▸ **Assignment**
Pictures aside, repeat every record below exactly.

━━━━━ Given records

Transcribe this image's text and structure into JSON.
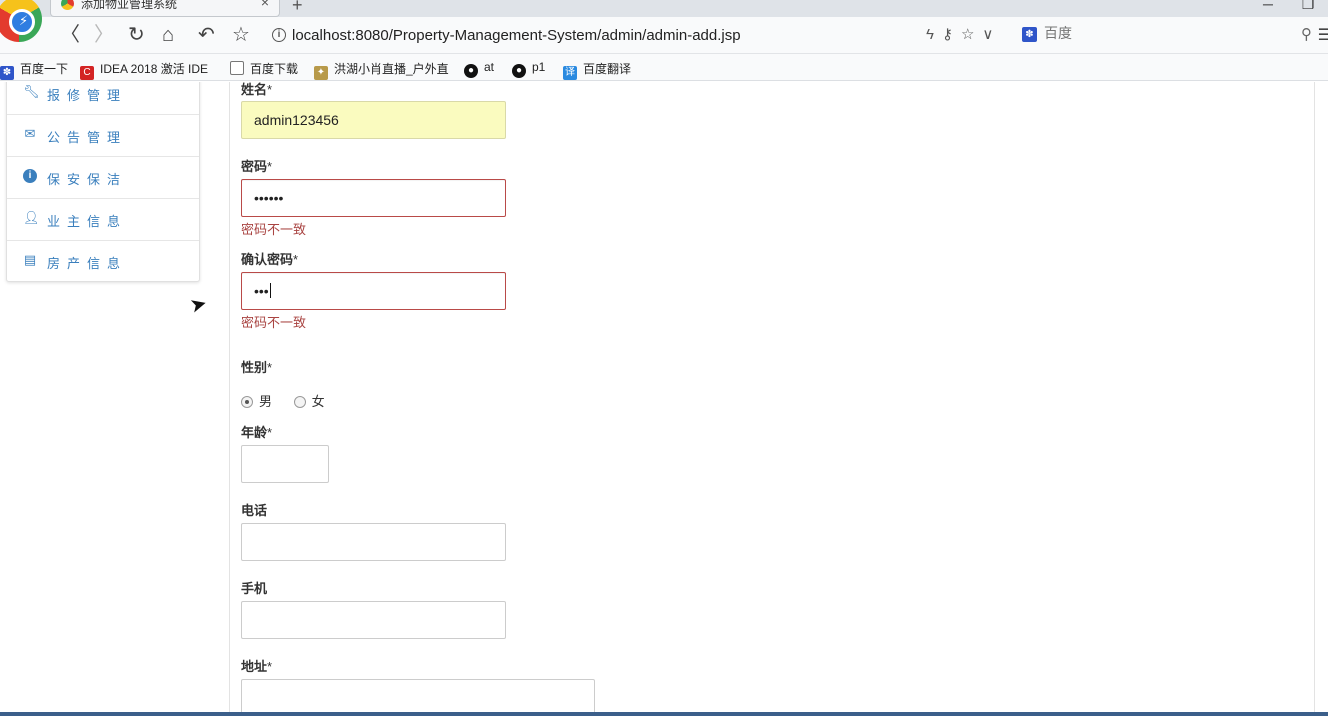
{
  "browser": {
    "tab_title": "添加物业管理系统",
    "new_tab": "+",
    "tab_close": "×",
    "url": "localhost:8080/Property-Management-System/admin/admin-add.jsp",
    "search_placeholder": "百度",
    "bookmarks": [
      {
        "label": "百度一下",
        "icon": "paw-icon"
      },
      {
        "label": "IDEA 2018 激活 IDE",
        "icon": "c-icon"
      },
      {
        "label": "百度下载",
        "icon": "page-icon"
      },
      {
        "label": "洪湖小肖直播_户外直",
        "icon": "bird-icon"
      },
      {
        "label": "at",
        "icon": "github-icon"
      },
      {
        "label": "p1",
        "icon": "github-icon"
      },
      {
        "label": "百度翻译",
        "icon": "translate-icon"
      }
    ]
  },
  "sidebar": {
    "items": [
      {
        "label": "报修管理",
        "icon": "wrench-icon"
      },
      {
        "label": "公告管理",
        "icon": "envelope-icon"
      },
      {
        "label": "保安保洁",
        "icon": "info-icon"
      },
      {
        "label": "业主信息",
        "icon": "user-icon"
      },
      {
        "label": "房产信息",
        "icon": "list-icon"
      }
    ]
  },
  "form": {
    "name_label": "姓名",
    "name_value": "admin123456",
    "password_label": "密码",
    "password_value": "••••••",
    "password_error": "密码不一致",
    "confirm_label": "确认密码",
    "confirm_value": "•••",
    "confirm_error": "密码不一致",
    "gender_label": "性别",
    "gender_options": [
      "男",
      "女"
    ],
    "gender_selected": "男",
    "age_label": "年龄",
    "phone_label": "电话",
    "mobile_label": "手机",
    "address_label": "地址",
    "required_mark": "*"
  }
}
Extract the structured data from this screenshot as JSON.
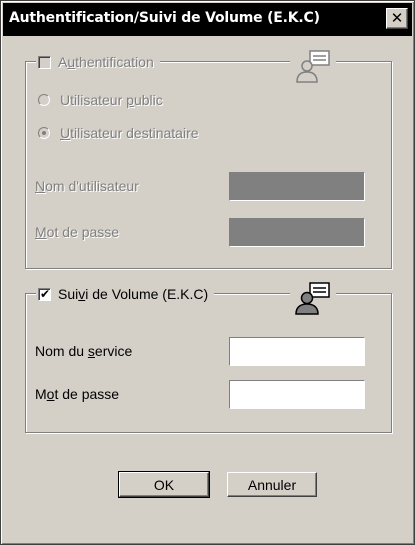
{
  "window": {
    "title": "Authentification/Suivi de Volume  (E.K.C)",
    "close_glyph": "✕"
  },
  "auth_group": {
    "checkbox_label_pre": "A",
    "checkbox_label_u": "u",
    "checkbox_label_post": "thentification",
    "checked": false,
    "enabled": false,
    "icon": "user-card-icon",
    "radio_public_pre": "Utilisateur ",
    "radio_public_u": "p",
    "radio_public_post": "ublic",
    "radio_recipient_pre": "",
    "radio_recipient_u": "U",
    "radio_recipient_post": "tilisateur destinataire",
    "selected_radio": "recipient",
    "username_label_pre": "",
    "username_label_u": "N",
    "username_label_post": "om d'utilisateur",
    "username_value": "",
    "password_label_pre": "",
    "password_label_u": "M",
    "password_label_post": "ot de passe",
    "password_value": ""
  },
  "volume_group": {
    "checkbox_label_pre": "Sui",
    "checkbox_label_u": "v",
    "checkbox_label_post": "i de Volume  (E.K.C)",
    "checked": true,
    "check_glyph": "✔",
    "enabled": true,
    "icon": "user-card-icon",
    "service_label_pre": "Nom du ",
    "service_label_u": "s",
    "service_label_post": "ervice",
    "service_value": "",
    "password_label_pre": "M",
    "password_label_u": "o",
    "password_label_post": "t de passe",
    "password_value": ""
  },
  "buttons": {
    "ok_label": "OK",
    "cancel_label": "Annuler"
  }
}
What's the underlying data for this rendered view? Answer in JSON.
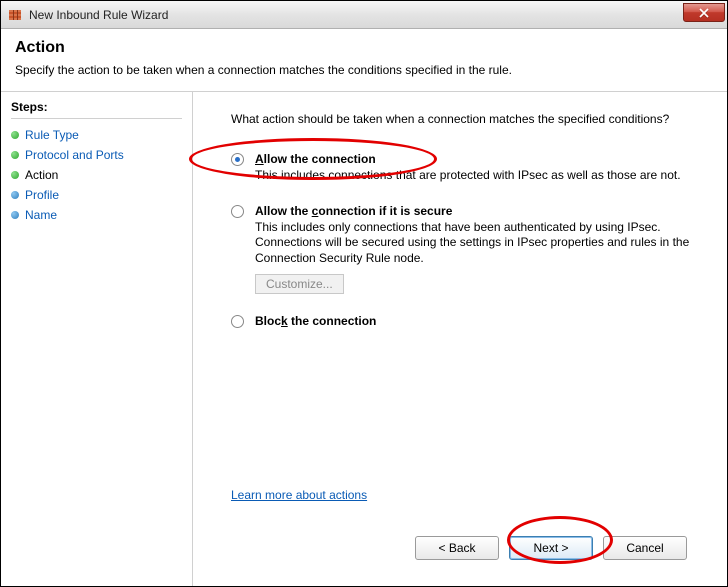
{
  "window": {
    "title": "New Inbound Rule Wizard"
  },
  "header": {
    "title": "Action",
    "subtitle": "Specify the action to be taken when a connection matches the conditions specified in the rule."
  },
  "sidebar": {
    "heading": "Steps:",
    "items": [
      {
        "label": "Rule Type",
        "state": "done"
      },
      {
        "label": "Protocol and Ports",
        "state": "done"
      },
      {
        "label": "Action",
        "state": "current"
      },
      {
        "label": "Profile",
        "state": "pending"
      },
      {
        "label": "Name",
        "state": "pending"
      }
    ]
  },
  "main": {
    "prompt": "What action should be taken when a connection matches the specified conditions?",
    "options": [
      {
        "id": "allow",
        "mnemonic": "A",
        "title_rest": "llow the connection",
        "desc": "This includes connections that are protected with IPsec as well as those are not.",
        "selected": true
      },
      {
        "id": "allow-secure",
        "mnemonic": "",
        "title_pre": "Allow the ",
        "mn_c": "c",
        "title_post": "onnection if it is secure",
        "desc": "This includes only connections that have been authenticated by using IPsec.  Connections will be secured using the settings in IPsec properties and rules in the Connection Security Rule node.",
        "customize_label": "Customize...",
        "selected": false
      },
      {
        "id": "block",
        "mnemonic": "",
        "title_pre": "Bloc",
        "mn_c": "k",
        "title_post": " the connection",
        "desc": "",
        "selected": false
      }
    ],
    "learn_more": "Learn more about actions"
  },
  "buttons": {
    "back": "< Back",
    "next": "Next >",
    "cancel": "Cancel"
  },
  "annotations": {
    "circled_option": "allow",
    "circled_button": "next"
  }
}
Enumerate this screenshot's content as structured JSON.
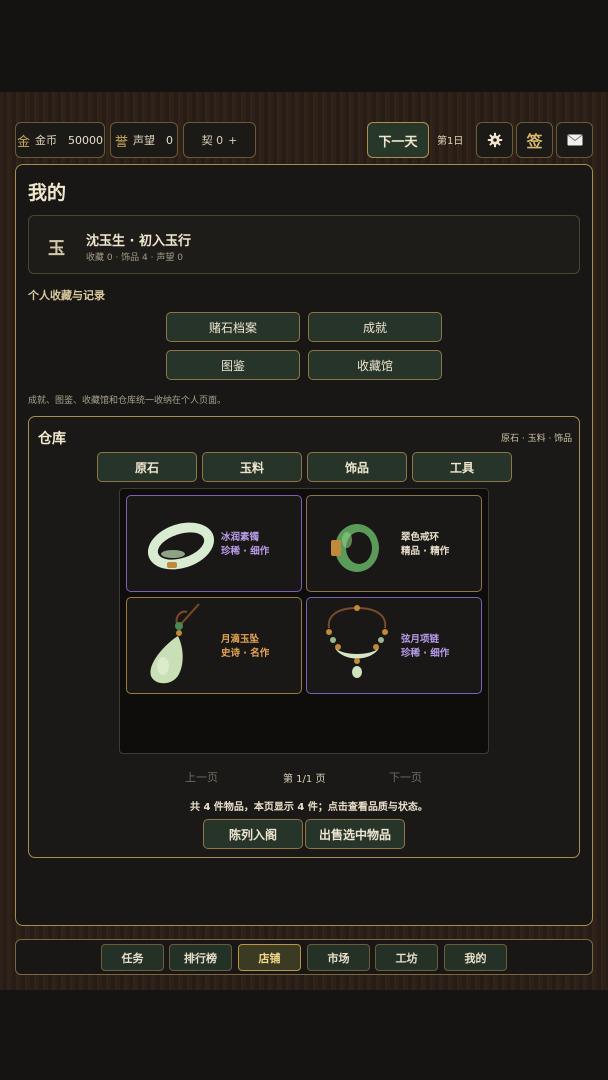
{
  "topbar": {
    "gold": {
      "icon_text": "金",
      "label": "金币",
      "value": "50000"
    },
    "fame": {
      "icon_text": "誉",
      "label": "声望",
      "value": "0"
    },
    "contract": {
      "label": "契 0",
      "add": "+"
    },
    "next_day": "下一天",
    "day": "第1日",
    "settings_icon": "gear-icon",
    "sign_text": "签",
    "mail_icon": "mail-icon"
  },
  "page": {
    "title": "我的",
    "profile": {
      "avatar_text": "玉",
      "name": "沈玉生 · 初入玉行",
      "stats": "收藏 0 · 饰品 4 · 声望 0"
    },
    "section_label": "个人收藏与记录",
    "buttons": [
      "赌石档案",
      "成就",
      "图鉴",
      "收藏馆"
    ],
    "note": "成就、图鉴、收藏馆和仓库统一收纳在个人页面。"
  },
  "warehouse": {
    "title": "仓库",
    "categories_hint": "原石 · 玉料 · 饰品",
    "tabs": [
      "原石",
      "玉料",
      "饰品",
      "工具"
    ],
    "items": [
      {
        "name": "冰润素镯",
        "quality": "珍稀 · 细作",
        "rarity": "purple",
        "icon": "bangle-icon"
      },
      {
        "name": "翠色戒环",
        "quality": "精品 · 精作",
        "rarity": "plain",
        "icon": "ring-icon"
      },
      {
        "name": "月滴玉坠",
        "quality": "史诗 · 名作",
        "rarity": "orange",
        "icon": "pendant-icon"
      },
      {
        "name": "弦月项链",
        "quality": "珍稀 · 细作",
        "rarity": "purple",
        "icon": "necklace-icon"
      }
    ],
    "pager": {
      "prev": "上一页",
      "info": "第 1/1 页",
      "next": "下一页"
    },
    "summary": "共 4 件物品，本页显示 4 件；点击查看品质与状态。",
    "actions": [
      "陈列入阁",
      "出售选中物品"
    ]
  },
  "colors": {
    "accent": "#a88c52",
    "purple": "#b79be8",
    "orange": "#e3a552",
    "button_bg": "#26342a"
  },
  "nav": {
    "items": [
      "任务",
      "排行榜",
      "店铺",
      "市场",
      "工坊",
      "我的"
    ],
    "active": "店铺"
  }
}
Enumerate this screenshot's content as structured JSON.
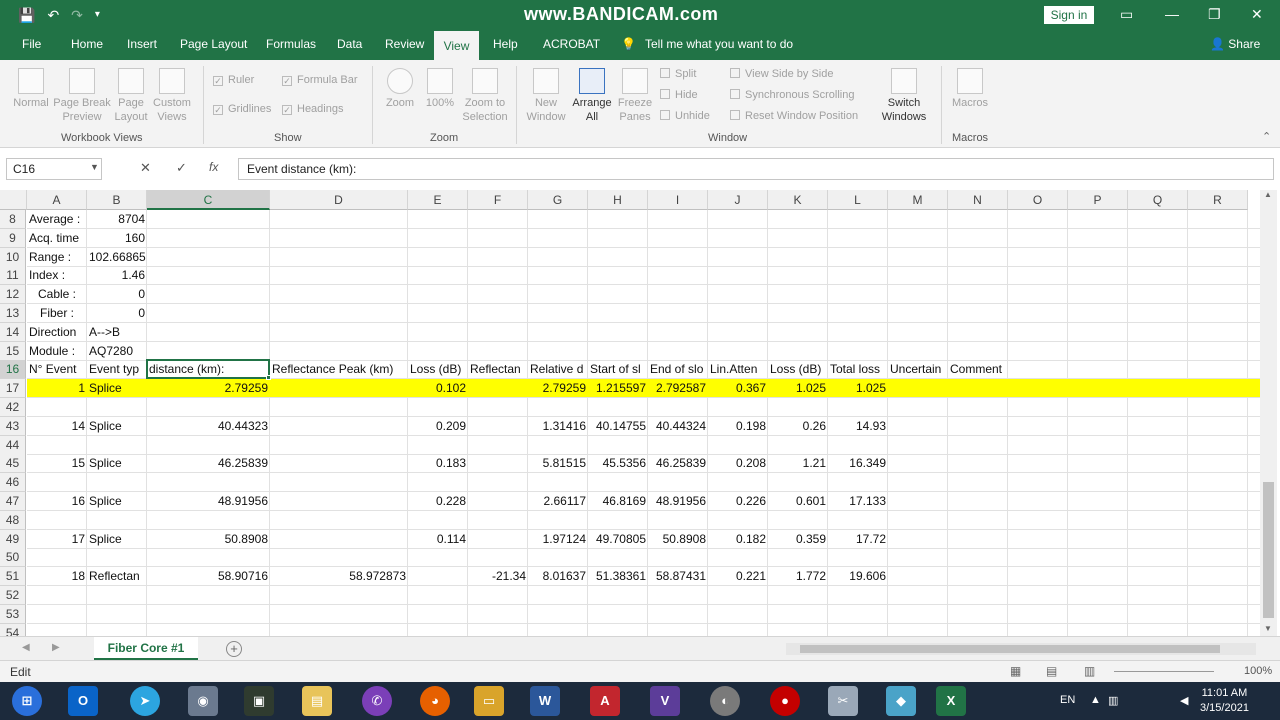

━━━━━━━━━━

▸ **The answer**
Transcribe this image's text and structure into JSON.
{
  "browser": {
    "tab_title": "添加物业管理系统",
    "new_tab": "+",
    "tab_close": "×",
    "url": "localhost:8080/Property-Management-System/admin/admin-add.jsp",
    "search_placeholder": "百度",
    "bookmarks": [
      {
        "label": "百度一下",
        "icon": "paw-icon"
      },
      {
        "label": "IDEA 2018 激活 IDE",
        "icon": "c-icon"
      },
      {
        "label": "百度下载",
        "icon": "page-icon"
      },
      {
        "label": "洪湖小肖直播_户外直",
        "icon": "bird-icon"
      },
      {
        "label": "at",
        "icon": "github-icon"
      },
      {
        "label": "p1",
        "icon": "github-icon"
      },
      {
        "label": "百度翻译",
        "icon": "translate-icon"
      }
    ]
  },
  "sidebar": {
    "items": [
      {
        "label": "报修管理",
        "icon": "wrench-icon"
      },
      {
        "label": "公告管理",
        "icon": "envelope-icon"
      },
      {
        "label": "保安保洁",
        "icon": "info-icon"
      },
      {
        "label": "业主信息",
        "icon": "user-icon"
      },
      {
        "label": "房产信息",
        "icon": "list-icon"
      }
    ]
  },
  "form": {
    "name_label": "姓名",
    "name_value": "admin123456",
    "password_label": "密码",
    "password_value": "••••••",
    "password_error": "密码不一致",
    "confirm_label": "确认密码",
    "confirm_value": "•••",
    "confirm_error": "密码不一致",
    "gender_label": "性别",
    "gender_options": [
      "男",
      "女"
    ],
    "gender_selected": "男",
    "age_label": "年龄",
    "phone_label": "电话",
    "mobile_label": "手机",
    "address_label": "地址",
    "required_mark": "*"
  }
}
Extract the structured data from this screenshot as JSON.
{
  "window": {
    "title": "Authentification/Suivi de Volume  (E.K.C)",
    "close_glyph": "✕"
  },
  "auth_group": {
    "checkbox_label_pre": "A",
    "checkbox_label_u": "u",
    "checkbox_label_post": "thentification",
    "checked": false,
    "enabled": false,
    "icon": "user-card-icon",
    "radio_public_pre": "Utilisateur ",
    "radio_public_u": "p",
    "radio_public_post": "ublic",
    "radio_recipient_pre": "",
    "radio_recipient_u": "U",
    "radio_recipient_post": "tilisateur destinataire",
    "selected_radio": "recipient",
    "username_label_pre": "",
    "username_label_u": "N",
    "username_label_post": "om d'utilisateur",
    "username_value": "",
    "password_label_pre": "",
    "password_label_u": "M",
    "password_label_post": "ot de passe",
    "password_value": ""
  },
  "volume_group": {
    "checkbox_label_pre": "Sui",
    "checkbox_label_u": "v",
    "checkbox_label_post": "i de Volume  (E.K.C)",
    "checked": true,
    "check_glyph": "✔",
    "enabled": true,
    "icon": "user-card-icon",
    "service_label_pre": "Nom du ",
    "service_label_u": "s",
    "service_label_post": "ervice",
    "service_value": "",
    "password_label_pre": "M",
    "password_label_u": "o",
    "password_label_post": "t de passe",
    "password_value": ""
  },
  "buttons": {
    "ok_label": "OK",
    "cancel_label": "Annuler"
  }
}
What's the underlying data for this rendered view? Answer in JSON.
{
  "window": {
    "title": "New Inbound Rule Wizard"
  },
  "header": {
    "title": "Action",
    "subtitle": "Specify the action to be taken when a connection matches the conditions specified in the rule."
  },
  "sidebar": {
    "heading": "Steps:",
    "items": [
      {
        "label": "Rule Type",
        "state": "done"
      },
      {
        "label": "Protocol and Ports",
        "state": "done"
      },
      {
        "label": "Action",
        "state": "current"
      },
      {
        "label": "Profile",
        "state": "pending"
      },
      {
        "label": "Name",
        "state": "pending"
      }
    ]
  },
  "main": {
    "prompt": "What action should be taken when a connection matches the specified conditions?",
    "options": [
      {
        "id": "allow",
        "mnemonic": "A",
        "title_rest": "llow the connection",
        "desc": "This includes connections that are protected with IPsec as well as those are not.",
        "selected": true
      },
      {
        "id": "allow-secure",
        "mnemonic": "",
        "title_pre": "Allow the ",
        "mn_c": "c",
        "title_post": "onnection if it is secure",
        "desc": "This includes only connections that have been authenticated by using IPsec.  Connections will be secured using the settings in IPsec properties and rules in the Connection Security Rule node.",
        "customize_label": "Customize...",
        "selected": false
      },
      {
        "id": "block",
        "mnemonic": "",
        "title_pre": "Bloc",
        "mn_c": "k",
        "title_post": " the connection",
        "desc": "",
        "selected": false
      }
    ],
    "learn_more": "Learn more about actions"
  },
  "buttons": {
    "back": "< Back",
    "next": "Next >",
    "cancel": "Cancel"
  },
  "annotations": {
    "circled_option": "allow",
    "circled_button": "next"
  }
}
Enumerate this screenshot's content as structured JSON.
{
  "topbar": {
    "gold": {
      "icon_text": "金",
      "label": "金币",
      "value": "50000"
    },
    "fame": {
      "icon_text": "誉",
      "label": "声望",
      "value": "0"
    },
    "contract": {
      "label": "契 0",
      "add": "+"
    },
    "next_day": "下一天",
    "day": "第1日",
    "settings_icon": "gear-icon",
    "sign_text": "签",
    "mail_icon": "mail-icon"
  },
  "page": {
    "title": "我的",
    "profile": {
      "avatar_text": "玉",
      "name": "沈玉生 · 初入玉行",
      "stats": "收藏 0 · 饰品 4 · 声望 0"
    },
    "section_label": "个人收藏与记录",
    "buttons": [
      "赌石档案",
      "成就",
      "图鉴",
      "收藏馆"
    ],
    "note": "成就、图鉴、收藏馆和仓库统一收纳在个人页面。"
  },
  "warehouse": {
    "title": "仓库",
    "categories_hint": "原石 · 玉料 · 饰品",
    "tabs": [
      "原石",
      "玉料",
      "饰品",
      "工具"
    ],
    "items": [
      {
        "name": "冰润素镯",
        "quality": "珍稀 · 细作",
        "rarity": "purple",
        "icon": "bangle-icon"
      },
      {
        "name": "翠色戒环",
        "quality": "精品 · 精作",
        "rarity": "plain",
        "icon": "ring-icon"
      },
      {
        "name": "月滴玉坠",
        "quality": "史诗 · 名作",
        "rarity": "orange",
        "icon": "pendant-icon"
      },
      {
        "name": "弦月项链",
        "quality": "珍稀 · 细作",
        "rarity": "purple",
        "icon": "necklace-icon"
      }
    ],
    "pager": {
      "prev": "上一页",
      "info": "第 1/1 页",
      "next": "下一页"
    },
    "summary": "共 4 件物品，本页显示 4 件；点击查看品质与状态。",
    "actions": [
      "陈列入阁",
      "出售选中物品"
    ]
  },
  "colors": {
    "accent": "#a88c52",
    "purple": "#b79be8",
    "orange": "#e3a552",
    "button_bg": "#26342a"
  },
  "nav": {
    "items": [
      "任务",
      "排行榜",
      "店铺",
      "市场",
      "工坊",
      "我的"
    ],
    "active": "店铺"
  }
}
Enumerate this screenshot's content as structured JSON.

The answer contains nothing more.